(Page and application data records)
:::::

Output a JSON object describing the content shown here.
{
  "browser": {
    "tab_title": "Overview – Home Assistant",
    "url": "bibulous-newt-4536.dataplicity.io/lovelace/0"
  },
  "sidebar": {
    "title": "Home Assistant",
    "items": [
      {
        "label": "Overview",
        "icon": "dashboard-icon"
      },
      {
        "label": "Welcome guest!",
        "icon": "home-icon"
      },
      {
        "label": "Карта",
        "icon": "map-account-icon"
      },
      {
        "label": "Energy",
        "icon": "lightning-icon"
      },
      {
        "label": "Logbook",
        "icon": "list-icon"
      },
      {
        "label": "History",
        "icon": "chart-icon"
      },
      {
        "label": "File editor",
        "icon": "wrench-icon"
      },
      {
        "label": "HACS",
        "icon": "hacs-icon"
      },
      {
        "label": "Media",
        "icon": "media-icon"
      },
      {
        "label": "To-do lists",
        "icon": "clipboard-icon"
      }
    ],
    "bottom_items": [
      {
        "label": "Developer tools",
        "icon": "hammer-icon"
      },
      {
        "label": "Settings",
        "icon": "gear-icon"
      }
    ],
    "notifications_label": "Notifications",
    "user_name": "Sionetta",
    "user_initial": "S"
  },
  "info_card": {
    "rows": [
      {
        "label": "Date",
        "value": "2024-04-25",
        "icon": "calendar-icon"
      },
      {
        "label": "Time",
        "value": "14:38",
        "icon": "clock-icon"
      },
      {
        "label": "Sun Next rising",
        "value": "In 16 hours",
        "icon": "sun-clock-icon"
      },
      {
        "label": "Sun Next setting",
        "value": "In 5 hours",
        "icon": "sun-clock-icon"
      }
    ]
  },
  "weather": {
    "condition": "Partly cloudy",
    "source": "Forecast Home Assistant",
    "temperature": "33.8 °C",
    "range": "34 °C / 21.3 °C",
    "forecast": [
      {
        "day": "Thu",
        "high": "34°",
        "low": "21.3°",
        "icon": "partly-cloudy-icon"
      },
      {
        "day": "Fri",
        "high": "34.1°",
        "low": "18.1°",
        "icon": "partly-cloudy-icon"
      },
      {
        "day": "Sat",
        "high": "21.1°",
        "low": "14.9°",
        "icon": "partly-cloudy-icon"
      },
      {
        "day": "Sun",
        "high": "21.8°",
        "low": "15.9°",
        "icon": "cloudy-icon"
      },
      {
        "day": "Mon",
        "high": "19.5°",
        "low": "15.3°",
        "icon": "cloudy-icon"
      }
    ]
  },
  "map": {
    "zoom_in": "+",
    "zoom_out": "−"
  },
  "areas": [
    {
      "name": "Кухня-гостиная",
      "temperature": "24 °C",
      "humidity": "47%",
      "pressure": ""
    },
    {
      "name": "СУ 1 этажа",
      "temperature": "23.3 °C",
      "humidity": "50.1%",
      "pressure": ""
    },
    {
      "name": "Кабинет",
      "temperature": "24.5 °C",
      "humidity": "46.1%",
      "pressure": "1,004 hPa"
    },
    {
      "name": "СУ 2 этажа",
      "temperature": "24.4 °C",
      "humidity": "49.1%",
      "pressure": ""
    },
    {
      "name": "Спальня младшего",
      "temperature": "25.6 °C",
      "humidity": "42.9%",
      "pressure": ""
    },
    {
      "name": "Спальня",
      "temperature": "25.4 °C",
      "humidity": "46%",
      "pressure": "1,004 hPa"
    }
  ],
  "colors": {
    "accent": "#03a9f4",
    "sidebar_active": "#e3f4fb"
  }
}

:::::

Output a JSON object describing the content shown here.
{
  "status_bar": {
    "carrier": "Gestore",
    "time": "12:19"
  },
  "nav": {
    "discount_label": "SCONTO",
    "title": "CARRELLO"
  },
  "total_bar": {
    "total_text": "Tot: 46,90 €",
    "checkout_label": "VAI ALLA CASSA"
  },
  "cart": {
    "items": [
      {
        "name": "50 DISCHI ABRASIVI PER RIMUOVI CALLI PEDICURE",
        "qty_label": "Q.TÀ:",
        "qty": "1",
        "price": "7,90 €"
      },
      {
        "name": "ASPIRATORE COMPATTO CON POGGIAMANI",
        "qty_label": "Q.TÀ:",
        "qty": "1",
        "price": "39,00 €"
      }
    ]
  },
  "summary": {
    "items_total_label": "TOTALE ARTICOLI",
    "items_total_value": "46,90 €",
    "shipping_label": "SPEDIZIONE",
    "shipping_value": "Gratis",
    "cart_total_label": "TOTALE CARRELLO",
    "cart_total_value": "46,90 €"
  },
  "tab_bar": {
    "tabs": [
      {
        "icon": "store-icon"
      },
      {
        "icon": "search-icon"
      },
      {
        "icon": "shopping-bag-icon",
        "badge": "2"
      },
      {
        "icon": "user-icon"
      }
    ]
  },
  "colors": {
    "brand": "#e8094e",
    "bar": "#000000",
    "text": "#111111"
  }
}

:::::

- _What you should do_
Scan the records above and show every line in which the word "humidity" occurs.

- _Written reply_
      "humidity": "47%",
      "humidity": "50.1%",
      "humidity": "46.1%",
      "humidity": "49.1%",
      "humidity": "42.9%",
      "humidity": "46%",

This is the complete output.